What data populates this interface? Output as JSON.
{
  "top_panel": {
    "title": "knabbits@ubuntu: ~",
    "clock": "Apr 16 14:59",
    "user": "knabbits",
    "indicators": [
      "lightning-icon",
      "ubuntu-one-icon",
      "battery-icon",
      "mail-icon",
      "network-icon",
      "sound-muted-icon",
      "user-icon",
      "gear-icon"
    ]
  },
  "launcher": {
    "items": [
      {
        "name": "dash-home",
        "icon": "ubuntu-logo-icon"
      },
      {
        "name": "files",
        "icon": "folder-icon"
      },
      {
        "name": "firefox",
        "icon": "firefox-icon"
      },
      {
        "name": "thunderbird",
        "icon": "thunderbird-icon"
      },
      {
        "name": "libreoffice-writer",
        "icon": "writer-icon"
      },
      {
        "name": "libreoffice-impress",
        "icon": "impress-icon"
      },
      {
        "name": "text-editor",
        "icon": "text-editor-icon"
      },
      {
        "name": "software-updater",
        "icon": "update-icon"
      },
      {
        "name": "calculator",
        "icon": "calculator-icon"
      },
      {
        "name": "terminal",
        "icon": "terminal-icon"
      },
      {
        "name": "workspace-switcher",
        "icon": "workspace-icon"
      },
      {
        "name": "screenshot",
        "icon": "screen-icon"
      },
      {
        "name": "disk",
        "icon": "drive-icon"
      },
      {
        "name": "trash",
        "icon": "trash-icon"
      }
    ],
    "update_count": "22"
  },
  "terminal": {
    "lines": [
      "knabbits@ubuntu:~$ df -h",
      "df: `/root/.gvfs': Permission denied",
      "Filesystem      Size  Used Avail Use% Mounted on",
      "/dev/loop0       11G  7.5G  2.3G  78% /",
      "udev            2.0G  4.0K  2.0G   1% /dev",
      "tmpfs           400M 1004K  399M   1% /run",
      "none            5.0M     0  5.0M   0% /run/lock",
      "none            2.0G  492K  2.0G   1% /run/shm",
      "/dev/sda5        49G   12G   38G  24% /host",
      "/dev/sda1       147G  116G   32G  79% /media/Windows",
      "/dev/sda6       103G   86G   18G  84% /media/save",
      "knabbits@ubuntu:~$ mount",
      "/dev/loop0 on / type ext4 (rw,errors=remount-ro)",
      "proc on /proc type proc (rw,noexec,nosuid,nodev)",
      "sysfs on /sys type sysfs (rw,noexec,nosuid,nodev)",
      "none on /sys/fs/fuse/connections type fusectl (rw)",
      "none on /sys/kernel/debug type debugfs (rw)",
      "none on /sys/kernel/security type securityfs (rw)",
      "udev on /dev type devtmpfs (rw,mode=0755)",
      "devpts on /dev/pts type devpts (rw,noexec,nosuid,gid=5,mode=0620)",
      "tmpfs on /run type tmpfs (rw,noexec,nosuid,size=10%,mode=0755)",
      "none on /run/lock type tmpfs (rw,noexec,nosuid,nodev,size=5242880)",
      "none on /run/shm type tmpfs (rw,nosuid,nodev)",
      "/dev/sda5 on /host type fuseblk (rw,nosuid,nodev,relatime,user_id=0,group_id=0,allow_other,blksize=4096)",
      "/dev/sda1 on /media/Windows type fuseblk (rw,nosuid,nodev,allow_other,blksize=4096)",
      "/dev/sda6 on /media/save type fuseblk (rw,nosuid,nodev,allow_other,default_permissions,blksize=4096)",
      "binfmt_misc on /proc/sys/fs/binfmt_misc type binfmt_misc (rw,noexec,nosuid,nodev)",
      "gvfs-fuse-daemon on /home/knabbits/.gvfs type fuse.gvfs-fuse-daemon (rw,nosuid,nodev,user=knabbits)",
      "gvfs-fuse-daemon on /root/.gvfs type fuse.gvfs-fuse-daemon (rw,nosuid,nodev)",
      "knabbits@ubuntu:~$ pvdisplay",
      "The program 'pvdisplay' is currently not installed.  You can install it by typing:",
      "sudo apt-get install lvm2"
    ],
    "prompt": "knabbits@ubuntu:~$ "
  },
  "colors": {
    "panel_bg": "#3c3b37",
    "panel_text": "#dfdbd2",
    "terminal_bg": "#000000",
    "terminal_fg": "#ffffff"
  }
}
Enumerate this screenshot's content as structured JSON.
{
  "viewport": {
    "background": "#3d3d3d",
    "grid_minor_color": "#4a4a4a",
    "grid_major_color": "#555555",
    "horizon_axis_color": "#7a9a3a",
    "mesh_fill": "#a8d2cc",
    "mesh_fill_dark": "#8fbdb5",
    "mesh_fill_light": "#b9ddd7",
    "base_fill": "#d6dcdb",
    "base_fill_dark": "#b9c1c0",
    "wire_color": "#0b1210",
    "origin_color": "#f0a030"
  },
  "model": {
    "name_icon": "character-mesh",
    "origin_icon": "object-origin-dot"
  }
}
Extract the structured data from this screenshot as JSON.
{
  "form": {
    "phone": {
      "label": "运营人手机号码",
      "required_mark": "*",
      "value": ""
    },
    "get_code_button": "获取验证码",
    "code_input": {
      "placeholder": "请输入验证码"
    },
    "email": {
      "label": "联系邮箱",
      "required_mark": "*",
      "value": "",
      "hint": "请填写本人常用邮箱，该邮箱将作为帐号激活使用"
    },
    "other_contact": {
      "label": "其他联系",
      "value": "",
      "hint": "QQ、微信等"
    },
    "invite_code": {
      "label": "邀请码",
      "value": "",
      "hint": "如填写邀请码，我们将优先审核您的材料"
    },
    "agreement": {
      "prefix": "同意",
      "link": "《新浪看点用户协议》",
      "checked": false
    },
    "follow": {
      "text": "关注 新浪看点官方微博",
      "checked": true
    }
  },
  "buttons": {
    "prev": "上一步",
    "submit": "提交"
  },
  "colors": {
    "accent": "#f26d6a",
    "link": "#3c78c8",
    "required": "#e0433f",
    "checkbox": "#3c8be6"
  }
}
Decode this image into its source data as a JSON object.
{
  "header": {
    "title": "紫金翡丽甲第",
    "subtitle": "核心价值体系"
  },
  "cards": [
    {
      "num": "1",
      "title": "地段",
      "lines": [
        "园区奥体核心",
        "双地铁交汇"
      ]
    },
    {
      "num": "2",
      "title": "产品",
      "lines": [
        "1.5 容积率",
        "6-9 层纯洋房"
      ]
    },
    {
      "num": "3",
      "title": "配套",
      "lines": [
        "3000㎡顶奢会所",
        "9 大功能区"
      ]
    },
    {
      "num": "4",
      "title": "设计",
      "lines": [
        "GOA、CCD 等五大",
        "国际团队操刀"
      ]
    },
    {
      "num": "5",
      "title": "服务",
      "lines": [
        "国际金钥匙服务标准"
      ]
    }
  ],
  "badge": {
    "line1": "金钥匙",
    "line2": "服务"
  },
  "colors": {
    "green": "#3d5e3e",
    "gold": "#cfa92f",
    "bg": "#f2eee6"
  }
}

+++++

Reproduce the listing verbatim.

§ Completed task
What data populates this interface? Output as JSON.
{
  "top_panel": {
    "title": "knabbits@ubuntu: ~",
    "clock": "Apr 16 14:59",
    "user": "knabbits",
    "indicators": [
      "lightning-icon",
      "ubuntu-one-icon",
      "battery-icon",
      "mail-icon",
      "network-icon",
      "sound-muted-icon",
      "user-icon",
      "gear-icon"
    ]
  },
  "launcher": {
    "items": [
      {
        "name": "dash-home",
        "icon": "ubuntu-logo-icon"
      },
      {
        "name": "files",
        "icon": "folder-icon"
      },
      {
        "name": "firefox",
        "icon": "firefox-icon"
      },
      {
        "name": "thunderbird",
        "icon": "thunderbird-icon"
      },
      {
        "name": "libreoffice-writer",
        "icon": "writer-icon"
      },
      {
        "name": "libreoffice-impress",
        "icon": "impress-icon"
      },
      {
        "name": "text-editor",
        "icon": "text-editor-icon"
      },
      {
        "name": "software-updater",
        "icon": "update-icon"
      },
      {
        "name": "calculator",
        "icon": "calculator-icon"
      },
      {
        "name": "terminal",
        "icon": "terminal-icon"
      },
      {
        "name": "workspace-switcher",
        "icon": "workspace-icon"
      },
      {
        "name": "screenshot",
        "icon": "screen-icon"
      },
      {
        "name": "disk",
        "icon": "drive-icon"
      },
      {
        "name": "trash",
        "icon": "trash-icon"
      }
    ],
    "update_count": "22"
  },
  "terminal": {
    "lines": [
      "knabbits@ubuntu:~$ df -h",
      "df: `/root/.gvfs': Permission denied",
      "Filesystem      Size  Used Avail Use% Mounted on",
      "/dev/loop0       11G  7.5G  2.3G  78% /",
      "udev            2.0G  4.0K  2.0G   1% /dev",
      "tmpfs           400M 1004K  399M   1% /run",
      "none            5.0M     0  5.0M   0% /run/lock",
      "none            2.0G  492K  2.0G   1% /run/shm",
      "/dev/sda5        49G   12G   38G  24% /host",
      "/dev/sda1       147G  116G   32G  79% /media/Windows",
      "/dev/sda6       103G   86G   18G  84% /media/save",
      "knabbits@ubuntu:~$ mount",
      "/dev/loop0 on / type ext4 (rw,errors=remount-ro)",
      "proc on /proc type proc (rw,noexec,nosuid,nodev)",
      "sysfs on /sys type sysfs (rw,noexec,nosuid,nodev)",
      "none on /sys/fs/fuse/connections type fusectl (rw)",
      "none on /sys/kernel/debug type debugfs (rw)",
      "none on /sys/kernel/security type securityfs (rw)",
      "udev on /dev type devtmpfs (rw,mode=0755)",
      "devpts on /dev/pts type devpts (rw,noexec,nosuid,gid=5,mode=0620)",
      "tmpfs on /run type tmpfs (rw,noexec,nosuid,size=10%,mode=0755)",
      "none on /run/lock type tmpfs (rw,noexec,nosuid,nodev,size=5242880)",
      "none on /run/shm type tmpfs (rw,nosuid,nodev)",
      "/dev/sda5 on /host type fuseblk (rw,nosuid,nodev,relatime,user_id=0,group_id=0,allow_other,blksize=4096)",
      "/dev/sda1 on /media/Windows type fuseblk (rw,nosuid,nodev,allow_other,blksize=4096)",
      "/dev/sda6 on /media/save type fuseblk (rw,nosuid,nodev,allow_other,default_permissions,blksize=4096)",
      "binfmt_misc on /proc/sys/fs/binfmt_misc type binfmt_misc (rw,noexec,nosuid,nodev)",
      "gvfs-fuse-daemon on /home/knabbits/.gvfs type fuse.gvfs-fuse-daemon (rw,nosuid,nodev,user=knabbits)",
      "gvfs-fuse-daemon on /root/.gvfs type fuse.gvfs-fuse-daemon (rw,nosuid,nodev)",
      "knabbits@ubuntu:~$ pvdisplay",
      "The program 'pvdisplay' is currently not installed.  You can install it by typing:",
      "sudo apt-get install lvm2"
    ],
    "prompt": "knabbits@ubuntu:~$ "
  },
  "colors": {
    "panel_bg": "#3c3b37",
    "panel_text": "#dfdbd2",
    "terminal_bg": "#000000",
    "terminal_fg": "#ffffff"
  }
}
Enumerate this screenshot's content as structured JSON.
{
  "viewport": {
    "background": "#3d3d3d",
    "grid_minor_color": "#4a4a4a",
    "grid_major_color": "#555555",
    "horizon_axis_color": "#7a9a3a",
    "mesh_fill": "#a8d2cc",
    "mesh_fill_dark": "#8fbdb5",
    "mesh_fill_light": "#b9ddd7",
    "base_fill": "#d6dcdb",
    "base_fill_dark": "#b9c1c0",
    "wire_color": "#0b1210",
    "origin_color": "#f0a030"
  },
  "model": {
    "name_icon": "character-mesh",
    "origin_icon": "object-origin-dot"
  }
}
Extract the structured data from this screenshot as JSON.
{
  "form": {
    "phone": {
      "label": "运营人手机号码",
      "required_mark": "*",
      "value": ""
    },
    "get_code_button": "获取验证码",
    "code_input": {
      "placeholder": "请输入验证码"
    },
    "email": {
      "label": "联系邮箱",
      "required_mark": "*",
      "value": "",
      "hint": "请填写本人常用邮箱，该邮箱将作为帐号激活使用"
    },
    "other_contact": {
      "label": "其他联系",
      "value": "",
      "hint": "QQ、微信等"
    },
    "invite_code": {
      "label": "邀请码",
      "value": "",
      "hint": "如填写邀请码，我们将优先审核您的材料"
    },
    "agreement": {
      "prefix": "同意",
      "link": "《新浪看点用户协议》",
      "checked": false
    },
    "follow": {
      "text": "关注 新浪看点官方微博",
      "checked": true
    }
  },
  "buttons": {
    "prev": "上一步",
    "submit": "提交"
  },
  "colors": {
    "accent": "#f26d6a",
    "link": "#3c78c8",
    "required": "#e0433f",
    "checkbox": "#3c8be6"
  }
}
Decode this image into its source data as a JSON object.
{
  "header": {
    "title": "紫金翡丽甲第",
    "subtitle": "核心价值体系"
  },
  "cards": [
    {
      "num": "1",
      "title": "地段",
      "lines": [
        "园区奥体核心",
        "双地铁交汇"
      ]
    },
    {
      "num": "2",
      "title": "产品",
      "lines": [
        "1.5 容积率",
        "6-9 层纯洋房"
      ]
    },
    {
      "num": "3",
      "title": "配套",
      "lines": [
        "3000㎡顶奢会所",
        "9 大功能区"
      ]
    },
    {
      "num": "4",
      "title": "设计",
      "lines": [
        "GOA、CCD 等五大",
        "国际团队操刀"
      ]
    },
    {
      "num": "5",
      "title": "服务",
      "lines": [
        "国际金钥匙服务标准"
      ]
    }
  ],
  "badge": {
    "line1": "金钥匙",
    "line2": "服务"
  },
  "colors": {
    "green": "#3d5e3e",
    "gold": "#cfa92f",
    "bg": "#f2eee6"
  }
}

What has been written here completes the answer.